* STORED DATA *
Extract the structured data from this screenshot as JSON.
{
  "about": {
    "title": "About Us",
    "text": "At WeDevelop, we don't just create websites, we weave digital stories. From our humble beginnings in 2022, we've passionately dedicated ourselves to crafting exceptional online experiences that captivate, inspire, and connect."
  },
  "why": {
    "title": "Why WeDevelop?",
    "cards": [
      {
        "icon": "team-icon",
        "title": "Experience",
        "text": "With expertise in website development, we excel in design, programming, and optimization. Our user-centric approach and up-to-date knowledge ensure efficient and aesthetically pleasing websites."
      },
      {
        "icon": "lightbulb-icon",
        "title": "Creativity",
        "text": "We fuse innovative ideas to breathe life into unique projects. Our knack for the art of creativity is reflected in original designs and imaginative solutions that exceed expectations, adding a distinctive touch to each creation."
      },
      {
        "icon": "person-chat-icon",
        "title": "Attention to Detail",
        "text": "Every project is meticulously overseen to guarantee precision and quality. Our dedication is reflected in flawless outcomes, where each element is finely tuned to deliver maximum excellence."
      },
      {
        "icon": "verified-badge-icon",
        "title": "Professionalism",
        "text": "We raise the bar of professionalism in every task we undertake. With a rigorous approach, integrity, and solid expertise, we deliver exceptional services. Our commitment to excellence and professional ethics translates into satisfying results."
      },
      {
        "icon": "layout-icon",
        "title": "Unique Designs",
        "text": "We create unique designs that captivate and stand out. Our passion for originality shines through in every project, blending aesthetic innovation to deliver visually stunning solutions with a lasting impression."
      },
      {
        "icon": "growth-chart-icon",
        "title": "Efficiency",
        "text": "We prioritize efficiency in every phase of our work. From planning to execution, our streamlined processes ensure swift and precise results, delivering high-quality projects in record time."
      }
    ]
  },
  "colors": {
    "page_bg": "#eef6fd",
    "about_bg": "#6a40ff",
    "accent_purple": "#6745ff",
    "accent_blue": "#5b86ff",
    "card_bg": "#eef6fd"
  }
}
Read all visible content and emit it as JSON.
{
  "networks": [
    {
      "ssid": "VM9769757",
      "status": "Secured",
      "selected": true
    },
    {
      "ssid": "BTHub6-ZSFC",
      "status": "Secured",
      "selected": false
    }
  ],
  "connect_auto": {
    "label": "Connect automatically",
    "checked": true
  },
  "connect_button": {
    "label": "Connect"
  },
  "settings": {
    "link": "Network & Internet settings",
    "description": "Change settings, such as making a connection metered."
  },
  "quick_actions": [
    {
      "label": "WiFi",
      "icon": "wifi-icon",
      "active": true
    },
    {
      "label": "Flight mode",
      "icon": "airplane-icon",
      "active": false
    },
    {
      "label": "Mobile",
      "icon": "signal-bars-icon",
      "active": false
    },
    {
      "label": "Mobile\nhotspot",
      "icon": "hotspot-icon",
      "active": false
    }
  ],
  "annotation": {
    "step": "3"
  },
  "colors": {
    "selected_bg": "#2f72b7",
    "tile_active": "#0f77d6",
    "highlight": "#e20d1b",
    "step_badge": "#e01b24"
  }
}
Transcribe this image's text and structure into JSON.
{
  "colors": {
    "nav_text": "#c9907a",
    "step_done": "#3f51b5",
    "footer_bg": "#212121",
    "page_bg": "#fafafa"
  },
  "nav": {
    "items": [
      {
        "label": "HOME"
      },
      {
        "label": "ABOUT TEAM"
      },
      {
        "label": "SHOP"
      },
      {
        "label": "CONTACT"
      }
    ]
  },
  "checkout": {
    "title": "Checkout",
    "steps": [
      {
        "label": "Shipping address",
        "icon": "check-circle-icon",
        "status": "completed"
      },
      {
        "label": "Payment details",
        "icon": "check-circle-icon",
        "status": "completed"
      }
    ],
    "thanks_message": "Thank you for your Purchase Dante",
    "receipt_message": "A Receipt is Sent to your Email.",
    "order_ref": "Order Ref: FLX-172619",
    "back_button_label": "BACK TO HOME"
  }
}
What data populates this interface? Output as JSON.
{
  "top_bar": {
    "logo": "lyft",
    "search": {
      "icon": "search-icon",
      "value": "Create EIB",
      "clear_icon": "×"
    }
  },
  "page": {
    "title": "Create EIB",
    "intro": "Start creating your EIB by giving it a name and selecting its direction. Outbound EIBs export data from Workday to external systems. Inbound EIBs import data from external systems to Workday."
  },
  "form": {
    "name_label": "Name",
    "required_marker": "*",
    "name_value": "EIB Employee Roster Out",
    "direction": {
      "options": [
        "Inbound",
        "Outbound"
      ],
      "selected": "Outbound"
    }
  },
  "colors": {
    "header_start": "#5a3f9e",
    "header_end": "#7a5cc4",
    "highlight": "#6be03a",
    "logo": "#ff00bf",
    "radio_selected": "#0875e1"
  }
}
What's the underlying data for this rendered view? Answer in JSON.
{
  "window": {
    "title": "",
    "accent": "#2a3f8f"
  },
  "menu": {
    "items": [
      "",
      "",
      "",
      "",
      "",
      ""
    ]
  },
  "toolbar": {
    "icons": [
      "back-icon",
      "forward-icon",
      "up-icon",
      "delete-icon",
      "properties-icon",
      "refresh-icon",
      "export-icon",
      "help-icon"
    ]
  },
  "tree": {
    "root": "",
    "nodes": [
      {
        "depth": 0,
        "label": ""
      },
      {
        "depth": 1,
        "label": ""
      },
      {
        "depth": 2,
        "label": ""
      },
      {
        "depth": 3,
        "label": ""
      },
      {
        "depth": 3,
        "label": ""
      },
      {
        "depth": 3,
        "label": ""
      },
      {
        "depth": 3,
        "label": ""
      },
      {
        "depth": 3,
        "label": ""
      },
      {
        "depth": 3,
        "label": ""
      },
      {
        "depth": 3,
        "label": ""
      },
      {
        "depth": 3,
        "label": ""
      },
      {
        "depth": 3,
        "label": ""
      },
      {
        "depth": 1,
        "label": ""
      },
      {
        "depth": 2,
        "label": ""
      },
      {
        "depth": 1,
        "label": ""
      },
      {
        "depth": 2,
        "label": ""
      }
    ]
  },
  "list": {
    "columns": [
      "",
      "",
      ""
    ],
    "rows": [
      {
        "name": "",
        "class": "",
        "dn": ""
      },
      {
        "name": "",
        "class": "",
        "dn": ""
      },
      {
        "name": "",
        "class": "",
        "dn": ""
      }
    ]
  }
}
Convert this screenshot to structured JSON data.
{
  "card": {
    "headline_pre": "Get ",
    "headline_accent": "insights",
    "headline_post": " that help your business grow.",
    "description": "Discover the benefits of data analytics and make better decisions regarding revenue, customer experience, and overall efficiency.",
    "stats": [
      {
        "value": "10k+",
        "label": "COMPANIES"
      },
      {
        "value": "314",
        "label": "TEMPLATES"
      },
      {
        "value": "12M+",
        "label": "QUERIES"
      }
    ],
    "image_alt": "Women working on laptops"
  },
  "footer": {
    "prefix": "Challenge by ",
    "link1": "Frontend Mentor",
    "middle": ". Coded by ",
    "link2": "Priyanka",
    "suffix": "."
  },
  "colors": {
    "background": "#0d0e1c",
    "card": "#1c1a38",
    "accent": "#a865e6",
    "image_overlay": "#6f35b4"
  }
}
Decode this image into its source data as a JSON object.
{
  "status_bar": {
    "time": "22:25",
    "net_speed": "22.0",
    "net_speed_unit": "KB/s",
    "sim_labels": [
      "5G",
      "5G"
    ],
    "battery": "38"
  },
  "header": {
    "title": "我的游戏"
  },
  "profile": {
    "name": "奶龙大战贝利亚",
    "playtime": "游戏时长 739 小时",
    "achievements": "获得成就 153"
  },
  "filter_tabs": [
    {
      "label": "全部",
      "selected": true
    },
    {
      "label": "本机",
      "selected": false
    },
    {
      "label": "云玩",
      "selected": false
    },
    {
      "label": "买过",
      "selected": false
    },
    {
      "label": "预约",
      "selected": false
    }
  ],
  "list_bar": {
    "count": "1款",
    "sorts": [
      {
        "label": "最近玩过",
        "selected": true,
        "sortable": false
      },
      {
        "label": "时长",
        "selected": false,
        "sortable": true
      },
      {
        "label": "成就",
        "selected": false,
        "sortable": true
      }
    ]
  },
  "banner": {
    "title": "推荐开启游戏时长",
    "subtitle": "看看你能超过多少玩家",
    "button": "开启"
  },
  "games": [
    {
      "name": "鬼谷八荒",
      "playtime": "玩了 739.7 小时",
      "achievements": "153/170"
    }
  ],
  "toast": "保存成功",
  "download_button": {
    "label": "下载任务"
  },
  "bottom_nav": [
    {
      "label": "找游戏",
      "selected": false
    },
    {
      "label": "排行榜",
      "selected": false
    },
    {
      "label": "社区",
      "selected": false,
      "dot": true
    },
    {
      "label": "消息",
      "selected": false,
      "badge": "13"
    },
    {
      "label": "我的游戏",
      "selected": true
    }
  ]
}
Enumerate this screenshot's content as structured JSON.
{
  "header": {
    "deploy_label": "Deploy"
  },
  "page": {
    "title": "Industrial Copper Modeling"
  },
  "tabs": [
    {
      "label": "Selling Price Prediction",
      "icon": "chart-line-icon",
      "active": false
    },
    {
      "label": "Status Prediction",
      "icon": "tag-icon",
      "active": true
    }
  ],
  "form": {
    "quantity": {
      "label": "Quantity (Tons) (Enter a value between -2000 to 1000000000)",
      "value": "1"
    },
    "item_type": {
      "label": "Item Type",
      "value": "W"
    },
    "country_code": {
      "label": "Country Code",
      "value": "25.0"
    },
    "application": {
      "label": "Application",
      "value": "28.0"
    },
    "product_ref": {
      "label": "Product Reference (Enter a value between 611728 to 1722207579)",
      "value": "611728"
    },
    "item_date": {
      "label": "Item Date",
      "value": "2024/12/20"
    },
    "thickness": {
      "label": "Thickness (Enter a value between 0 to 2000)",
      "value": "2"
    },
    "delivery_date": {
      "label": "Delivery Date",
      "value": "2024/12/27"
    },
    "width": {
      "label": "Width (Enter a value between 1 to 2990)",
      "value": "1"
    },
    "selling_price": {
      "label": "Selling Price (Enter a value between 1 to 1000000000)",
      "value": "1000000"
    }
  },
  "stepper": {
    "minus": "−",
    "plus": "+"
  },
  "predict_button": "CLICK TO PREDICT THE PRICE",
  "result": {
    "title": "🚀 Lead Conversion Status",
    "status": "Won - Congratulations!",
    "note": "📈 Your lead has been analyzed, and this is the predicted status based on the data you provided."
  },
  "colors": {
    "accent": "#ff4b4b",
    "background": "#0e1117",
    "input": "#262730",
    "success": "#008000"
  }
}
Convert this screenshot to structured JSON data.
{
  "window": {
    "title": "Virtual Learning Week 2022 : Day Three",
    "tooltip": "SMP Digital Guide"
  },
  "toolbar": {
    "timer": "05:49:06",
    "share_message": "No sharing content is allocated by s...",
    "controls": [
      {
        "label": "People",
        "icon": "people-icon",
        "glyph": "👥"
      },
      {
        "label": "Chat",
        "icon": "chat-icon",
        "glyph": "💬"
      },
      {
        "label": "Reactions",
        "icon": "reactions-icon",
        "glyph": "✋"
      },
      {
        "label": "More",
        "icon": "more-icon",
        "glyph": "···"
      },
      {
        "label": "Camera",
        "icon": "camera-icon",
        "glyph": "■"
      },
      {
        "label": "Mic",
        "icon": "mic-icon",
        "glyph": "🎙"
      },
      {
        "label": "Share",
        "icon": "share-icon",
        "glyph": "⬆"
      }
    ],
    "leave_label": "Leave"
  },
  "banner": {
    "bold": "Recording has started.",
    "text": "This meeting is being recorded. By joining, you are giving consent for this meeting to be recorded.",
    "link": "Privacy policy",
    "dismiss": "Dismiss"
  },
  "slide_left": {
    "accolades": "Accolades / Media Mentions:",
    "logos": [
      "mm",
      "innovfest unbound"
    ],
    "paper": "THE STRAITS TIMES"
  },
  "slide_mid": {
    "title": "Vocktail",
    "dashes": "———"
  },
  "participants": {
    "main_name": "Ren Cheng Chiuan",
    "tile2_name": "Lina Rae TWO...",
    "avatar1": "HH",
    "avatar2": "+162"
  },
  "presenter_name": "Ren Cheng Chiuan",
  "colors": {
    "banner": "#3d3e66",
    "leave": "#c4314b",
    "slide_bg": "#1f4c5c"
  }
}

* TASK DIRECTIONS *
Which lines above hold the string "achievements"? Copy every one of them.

* ANSWER FOR THIS EXERCISE *
    "achievements": "获得成就 153"
      "achievements": "153/170"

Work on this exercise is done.